Pilot, a Navy veteran, hailed as 'hero' with 'nerves of steel'

Lieutenant Tammie Jo Shults with her F/A-18 jet in 1992. One Flight 1380 passenger called her "a true American hero" and another praised her for having "nerves of steel" in landing the stricken plane safely.
Lieutenant Tammie Jo Shults with her F/A-18 jet in 1992. One Flight 1380 passenger called her "a true American hero" and another praised her for having "nerves of steel" in landing the stricken plane safely.PHOTO: U.S. NAVY VIA NYTIMES

NEW YORK • About 20 minutes after takeoff on Tuesday, Captain Tammie Jo Shults was steering a Southwest Airlines plane towards cruising altitude, generally considered the safest part of a flight.

But then the left engine exploded. The blast hurled debris into the side of the plane. A passenger window shattered. The cabin depressurised. A woman was partly sucked outside the plane. Passengers panicked and flight attendants sprang into action.

In the cockpit, 56-year-old Captain Shults remained calm as she steadied the aircraft, Flight 1380.

"Southwest 1380 has an engine fire," she radioed to air traffic controllers, not a hint of alarm in her voice. "Descending."

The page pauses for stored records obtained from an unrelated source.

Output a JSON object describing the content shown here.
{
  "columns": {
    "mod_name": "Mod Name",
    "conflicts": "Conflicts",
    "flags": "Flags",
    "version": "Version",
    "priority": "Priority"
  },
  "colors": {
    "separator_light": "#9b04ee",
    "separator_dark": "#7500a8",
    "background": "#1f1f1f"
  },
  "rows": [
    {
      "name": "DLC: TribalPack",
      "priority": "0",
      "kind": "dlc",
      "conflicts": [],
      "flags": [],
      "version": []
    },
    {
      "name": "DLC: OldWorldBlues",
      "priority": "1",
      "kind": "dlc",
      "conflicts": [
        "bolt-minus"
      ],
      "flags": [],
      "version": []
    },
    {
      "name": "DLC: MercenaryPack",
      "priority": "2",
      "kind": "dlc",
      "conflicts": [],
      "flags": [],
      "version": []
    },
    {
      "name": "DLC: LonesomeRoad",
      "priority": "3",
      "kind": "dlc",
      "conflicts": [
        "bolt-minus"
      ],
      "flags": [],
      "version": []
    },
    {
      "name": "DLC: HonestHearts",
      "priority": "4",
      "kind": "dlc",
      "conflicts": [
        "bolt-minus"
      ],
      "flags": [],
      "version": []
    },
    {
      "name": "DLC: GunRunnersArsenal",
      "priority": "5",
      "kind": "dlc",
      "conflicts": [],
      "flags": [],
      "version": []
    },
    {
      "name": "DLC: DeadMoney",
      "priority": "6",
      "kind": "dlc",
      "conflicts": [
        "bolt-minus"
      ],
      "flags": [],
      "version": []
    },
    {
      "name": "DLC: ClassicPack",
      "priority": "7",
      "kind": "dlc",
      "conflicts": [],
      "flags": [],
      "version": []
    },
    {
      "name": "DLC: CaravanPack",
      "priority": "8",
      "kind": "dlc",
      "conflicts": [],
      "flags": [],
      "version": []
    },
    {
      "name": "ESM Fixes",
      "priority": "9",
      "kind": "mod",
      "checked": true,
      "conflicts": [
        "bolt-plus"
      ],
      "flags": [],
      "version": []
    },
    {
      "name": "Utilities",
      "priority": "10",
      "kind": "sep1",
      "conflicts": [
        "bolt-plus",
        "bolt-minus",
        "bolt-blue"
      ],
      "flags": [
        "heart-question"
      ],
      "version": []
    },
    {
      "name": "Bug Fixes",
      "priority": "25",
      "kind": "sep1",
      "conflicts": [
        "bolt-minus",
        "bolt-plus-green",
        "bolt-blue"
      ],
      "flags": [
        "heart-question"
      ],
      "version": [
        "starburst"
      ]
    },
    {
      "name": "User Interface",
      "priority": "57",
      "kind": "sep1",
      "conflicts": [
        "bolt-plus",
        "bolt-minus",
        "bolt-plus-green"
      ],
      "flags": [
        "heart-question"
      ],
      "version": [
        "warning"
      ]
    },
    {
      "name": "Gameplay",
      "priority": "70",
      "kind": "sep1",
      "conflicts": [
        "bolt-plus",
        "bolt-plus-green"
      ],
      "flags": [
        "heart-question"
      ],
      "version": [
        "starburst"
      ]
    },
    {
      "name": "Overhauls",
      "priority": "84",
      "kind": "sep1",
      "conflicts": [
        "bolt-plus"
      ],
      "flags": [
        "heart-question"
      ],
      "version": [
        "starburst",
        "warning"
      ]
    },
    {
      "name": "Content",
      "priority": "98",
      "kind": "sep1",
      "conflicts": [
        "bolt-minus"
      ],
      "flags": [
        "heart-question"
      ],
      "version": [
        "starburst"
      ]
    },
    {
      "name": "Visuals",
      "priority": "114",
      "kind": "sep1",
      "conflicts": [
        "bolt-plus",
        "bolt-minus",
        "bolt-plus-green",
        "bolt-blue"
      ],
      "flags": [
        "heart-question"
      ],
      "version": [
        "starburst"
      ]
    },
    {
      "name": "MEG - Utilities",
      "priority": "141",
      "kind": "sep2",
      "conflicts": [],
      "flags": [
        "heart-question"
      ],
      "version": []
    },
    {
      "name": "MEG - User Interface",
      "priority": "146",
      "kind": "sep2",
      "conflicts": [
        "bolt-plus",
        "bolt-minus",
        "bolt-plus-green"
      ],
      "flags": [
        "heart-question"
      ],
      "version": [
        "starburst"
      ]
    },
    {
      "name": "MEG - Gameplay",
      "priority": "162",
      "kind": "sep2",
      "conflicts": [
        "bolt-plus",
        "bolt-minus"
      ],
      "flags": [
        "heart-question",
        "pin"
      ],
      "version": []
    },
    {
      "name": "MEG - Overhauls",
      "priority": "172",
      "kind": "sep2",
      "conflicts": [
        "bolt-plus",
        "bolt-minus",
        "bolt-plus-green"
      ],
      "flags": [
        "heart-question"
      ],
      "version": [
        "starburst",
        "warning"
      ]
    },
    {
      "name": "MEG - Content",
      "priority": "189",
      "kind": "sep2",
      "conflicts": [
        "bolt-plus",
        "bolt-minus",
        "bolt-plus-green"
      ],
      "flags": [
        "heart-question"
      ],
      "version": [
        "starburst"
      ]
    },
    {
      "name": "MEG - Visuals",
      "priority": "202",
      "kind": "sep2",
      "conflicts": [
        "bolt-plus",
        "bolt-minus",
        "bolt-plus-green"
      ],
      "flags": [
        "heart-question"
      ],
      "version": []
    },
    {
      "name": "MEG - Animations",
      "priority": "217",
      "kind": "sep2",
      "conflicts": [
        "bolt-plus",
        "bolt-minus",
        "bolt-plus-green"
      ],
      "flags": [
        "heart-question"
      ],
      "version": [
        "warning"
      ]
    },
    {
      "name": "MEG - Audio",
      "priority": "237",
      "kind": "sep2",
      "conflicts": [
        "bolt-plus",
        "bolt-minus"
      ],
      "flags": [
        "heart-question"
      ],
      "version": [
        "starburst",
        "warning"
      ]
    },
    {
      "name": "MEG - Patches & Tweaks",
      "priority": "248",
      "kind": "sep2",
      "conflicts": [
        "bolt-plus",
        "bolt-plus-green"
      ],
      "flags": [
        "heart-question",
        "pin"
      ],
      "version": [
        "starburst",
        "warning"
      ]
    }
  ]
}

In an instant, she found herself in a situation most pilots face only during training: having to land a plane after an engine goes out.

For the next 40 minutes, she displayed what one passenger later called "nerves of steel", manoeuvring the plane, which had been on its way from New York to Dallas, towards Philadelphia for an emergency landing.

Captain Shults learnt to fly as one of the first female fighter pilots in the US Navy three decades ago, piloting the F/A-18 Hornet in an era when women were barred from combat missions.

"Can you have the medical meet us there on the runway," she calmly told air traffic controllers. "They said there's a hole and someone went out."

At 11.20am Eastern time (11.20pm Singapore time), she steered the plane to a smooth landing at Philadelphia International Airport.

"This is a true American hero," passenger Diana McBride Self said on Facebook. "A huge thank you for her knowledge, guidance and bravery in a traumatic situation."

Another passenger, Mr Alfred Tumlinson, was more direct in his praise. "She has nerves of steel," he told The Associated Press.

While women still make up a small percentage of commercial pilots, Captain Shults took up flying when there were far fewer in the industry.

In her junior year at MidAmerica Nazarene University in Kansas, she attended an US Air Force event and spotted a woman in a piloting class, she told an alumni publication. She graduated in 1983 with a bachelor's degree in biology and agribusiness and then set off to join the military.

The Air Force would not accept her, she told the publication, but the Navy did. She enrolled in Navy flight school in Pensacola, Florida, in 1985 - the start of a decade of groundbreaking service.

She flew the F/A-18 Hornet, the twin-engine supersonic fighter jet and bomber. During the Gulf War, her squadron was led by the first female air commander in the Navy.

She twice received the Navy and Marine Corps Achievement Medal, along with a National Defence Service Medal and an expert pistol Marksmanship Medal.

But despite her accomplishments, she came up against the limits placed on women in the military.

She left active service on March 31, 1993 - two days before the Navy asked the Clinton administration to open combat assignments to women. She then spent about a year in the reserves before leaving the military in 1994, reaching the rank of lieutenant commander.

Captain Shults later became a pilot with Southwest Airlines, as did her husband, whom she met in the Navy.


A version of this article appeared in the print edition of The Straits Times on April 20, 2018, with the headline 'Pilot, a Navy veteran, hailed as 'hero' with 'nerves of steel''. Print Edition | Subscribe